Multimodal ImagingAD definitively diagnosed only by histopathologyInitiating mechanisms not fully understood, yetSeveral neuroimaging biomarkers for ADMultimodal imaging: Small et al. Nat Neurosci 2005- relationship between individual cerebral damages (overall cerebral damage)- increase in prognostic power and diagnostic accuracy

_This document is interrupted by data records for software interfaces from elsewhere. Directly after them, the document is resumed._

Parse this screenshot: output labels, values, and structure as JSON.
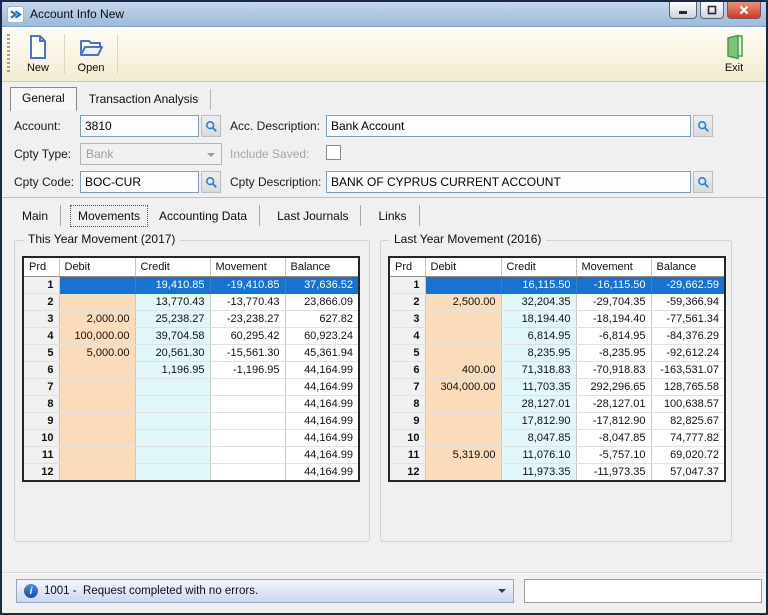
{
  "window": {
    "title": "Account Info New"
  },
  "toolbar": {
    "new_label": "New",
    "open_label": "Open",
    "exit_label": "Exit"
  },
  "tabs": {
    "items": [
      {
        "label": "General",
        "selected": true
      },
      {
        "label": "Transaction Analysis",
        "selected": false
      }
    ]
  },
  "form": {
    "account": {
      "label": "Account:",
      "value": "3810"
    },
    "acc_description": {
      "label": "Acc. Description:",
      "value": "Bank Account"
    },
    "cpty_type": {
      "label": "Cpty Type:",
      "value": "Bank",
      "disabled": true
    },
    "include_saved": {
      "label": "Include Saved:",
      "checked": false
    },
    "cpty_code": {
      "label": "Cpty Code:",
      "value": "BOC-CUR"
    },
    "cpty_description": {
      "label": "Cpty Description:",
      "value": "BANK OF CYPRUS CURRENT ACCOUNT"
    }
  },
  "subtabs": {
    "items": [
      {
        "label": "Main",
        "selected": false
      },
      {
        "label": "Movements",
        "selected": true
      },
      {
        "label": "Accounting Data",
        "selected": false
      },
      {
        "label": "Last Journals",
        "selected": false
      },
      {
        "label": "Links",
        "selected": false
      }
    ]
  },
  "movements": {
    "columns": [
      "Prd",
      "Debit",
      "Credit",
      "Movement",
      "Balance"
    ],
    "tables": [
      {
        "id": "this_year",
        "title": "This Year Movement (2017)",
        "rows": [
          {
            "prd": "1",
            "debit": "",
            "credit": "19,410.85",
            "movement": "-19,410.85",
            "balance": "37,636.52",
            "selected": true,
            "balance_class": ""
          },
          {
            "prd": "2",
            "debit": "",
            "credit": "13,770.43",
            "movement": "-13,770.43",
            "balance": "23,866.09",
            "selected": false,
            "balance_class": "pos"
          },
          {
            "prd": "3",
            "debit": "2,000.00",
            "credit": "25,238.27",
            "movement": "-23,238.27",
            "balance": "627.82",
            "selected": false,
            "balance_class": "pos"
          },
          {
            "prd": "4",
            "debit": "100,000.00",
            "credit": "39,704.58",
            "movement": "60,295.42",
            "balance": "60,923.24",
            "selected": false,
            "balance_class": "pos"
          },
          {
            "prd": "5",
            "debit": "5,000.00",
            "credit": "20,561.30",
            "movement": "-15,561.30",
            "balance": "45,361.94",
            "selected": false,
            "balance_class": "pos"
          },
          {
            "prd": "6",
            "debit": "",
            "credit": "1,196.95",
            "movement": "-1,196.95",
            "balance": "44,164.99",
            "selected": false,
            "balance_class": "pos"
          },
          {
            "prd": "7",
            "debit": "",
            "credit": "",
            "movement": "",
            "balance": "44,164.99",
            "selected": false,
            "balance_class": "muted"
          },
          {
            "prd": "8",
            "debit": "",
            "credit": "",
            "movement": "",
            "balance": "44,164.99",
            "selected": false,
            "balance_class": "muted"
          },
          {
            "prd": "9",
            "debit": "",
            "credit": "",
            "movement": "",
            "balance": "44,164.99",
            "selected": false,
            "balance_class": "muted"
          },
          {
            "prd": "10",
            "debit": "",
            "credit": "",
            "movement": "",
            "balance": "44,164.99",
            "selected": false,
            "balance_class": "muted"
          },
          {
            "prd": "11",
            "debit": "",
            "credit": "",
            "movement": "",
            "balance": "44,164.99",
            "selected": false,
            "balance_class": "muted"
          },
          {
            "prd": "12",
            "debit": "",
            "credit": "",
            "movement": "",
            "balance": "44,164.99",
            "selected": false,
            "balance_class": "muted"
          }
        ]
      },
      {
        "id": "last_year",
        "title": "Last Year Movement (2016)",
        "rows": [
          {
            "prd": "1",
            "debit": "",
            "credit": "16,115.50",
            "movement": "-16,115.50",
            "balance": "-29,662.59",
            "selected": true,
            "balance_class": ""
          },
          {
            "prd": "2",
            "debit": "2,500.00",
            "credit": "32,204.35",
            "movement": "-29,704.35",
            "balance": "-59,366.94",
            "selected": false,
            "balance_class": "neg"
          },
          {
            "prd": "3",
            "debit": "",
            "credit": "18,194.40",
            "movement": "-18,194.40",
            "balance": "-77,561.34",
            "selected": false,
            "balance_class": "neg"
          },
          {
            "prd": "4",
            "debit": "",
            "credit": "6,814.95",
            "movement": "-6,814.95",
            "balance": "-84,376.29",
            "selected": false,
            "balance_class": "neg"
          },
          {
            "prd": "5",
            "debit": "",
            "credit": "8,235.95",
            "movement": "-8,235.95",
            "balance": "-92,612.24",
            "selected": false,
            "balance_class": "neg"
          },
          {
            "prd": "6",
            "debit": "400.00",
            "credit": "71,318.83",
            "movement": "-70,918.83",
            "balance": "-163,531.07",
            "selected": false,
            "balance_class": "neg"
          },
          {
            "prd": "7",
            "debit": "304,000.00",
            "credit": "11,703.35",
            "movement": "292,296.65",
            "balance": "128,765.58",
            "selected": false,
            "balance_class": "pos"
          },
          {
            "prd": "8",
            "debit": "",
            "credit": "28,127.01",
            "movement": "-28,127.01",
            "balance": "100,638.57",
            "selected": false,
            "balance_class": "pos"
          },
          {
            "prd": "9",
            "debit": "",
            "credit": "17,812.90",
            "movement": "-17,812.90",
            "balance": "82,825.67",
            "selected": false,
            "balance_class": "pos"
          },
          {
            "prd": "10",
            "debit": "",
            "credit": "8,047.85",
            "movement": "-8,047.85",
            "balance": "74,777.82",
            "selected": false,
            "balance_class": "pos"
          },
          {
            "prd": "11",
            "debit": "5,319.00",
            "credit": "11,076.10",
            "movement": "-5,757.10",
            "balance": "69,020.72",
            "selected": false,
            "balance_class": "pos"
          },
          {
            "prd": "12",
            "debit": "",
            "credit": "11,973.35",
            "movement": "-11,973.35",
            "balance": "57,047.37",
            "selected": false,
            "balance_class": "pos"
          }
        ]
      }
    ]
  },
  "status": {
    "message": "1001 -  Request completed with no errors."
  },
  "colors": {
    "selected_row": "#1773d1",
    "debit_bg": "#fbdcba",
    "credit_bg": "#e2f7f9",
    "balance_positive": "#3939b8",
    "balance_negative": "#c23a3a",
    "balance_inactive": "#c6c6c6",
    "toolbar_bg": "#f6f0d8",
    "titlebar_bg": "#aec7e2"
  }
}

Compensatory and depression mechanisms Hypoperfusion and atrophy patterns do not overlap (MCI due to AD) Caroli et al. J Neurol 2007 9 MCI due to AD and 17 NC with SPECT and MRI GM atrophy and hypoperfusion (SPM) Structural/perfusional deficit relationship assessed voxel-based Caroli et al. Neurobiol Aging 2010 (epub 2008) 25 AD and 21 NC with FDG-PET and MRI GM atrophy and hypometabolism (SPM) Structural/metabolic deficit relationship assessed voxel-based (BPM) Caroli et al. Dement Geriatr Cogn Disord 2010 GM structural and functional deficit: similar regions, different degrees of severity Regional functional compensatory and depression mechanisms
Amyloid toxicity23 AD and 17 NC with PIB-PET and MRIGM atrophy and PIB uptake assessed voxel-based GM atrophy Pearson’s correlation PIB uptake SignificanceMedial temporal lobe highly susceptible to amyloid toxicity, neocortical areas more resilient (AD) Frisoni et al. Neurology 2009
Multimodal imaging: still much to do… Structural damage, functional alterations, and protein build-up: interrelated but not concurrent nor co-localised phenomena - assess region-specific relationship - assess compensatory mechanisms at different stage - compare biomarker dynamics
Biomarker dynamics: theoretical model Frisoni et al. Nat Rev Neurol 2010
Biomarker dynamics: first evidence229 NC, 154 MCI due to AD, 95 early AD, 98 late AD from ADNIAβ 1-42, tau, hippocampal volume, and FDG-PETLinear and sigmoid fits in comparison Sigmoid better than linear fit (all but FDG-PET) - Aβ 1– 42: steep, early stabilizing time course - Tau/hippocampal volume: later change, reﬂecting disease progression - FDG-PET: early change, likely follows a linear decline Caroli et al. Neurobiol Aging 2010
Open issues- Biomarker dynamics from healthy cognition- Effect of co-occurring diseases on biomarker dynamics- Biomarker dynamics in disease-speciﬁc cerebral regions Clinical issues:-Which is the “best” biomarker? Stage-specific choice?- Biomarkers combination in clinics?
Thank youEpidemiology and Neuroimaging Lab Medical Imaging Unit IRCCS Fatebenefratelli Mario Negri Institute Brescia, Italy Bergamo, Italy Giovanni B Frisoni Andrea Remuzzi Marina Boccardi Luca Antiga Martina Bocchetta Katia Passera Jenny Borsci Simone Manini Enrica Cavedo Samantha Galluzzi Marco Lorenzi Moira Marizzoni Cristina Muscio Donata Paternico’ Michela Pievani Annapaola Prestia firstname.lastname@example.org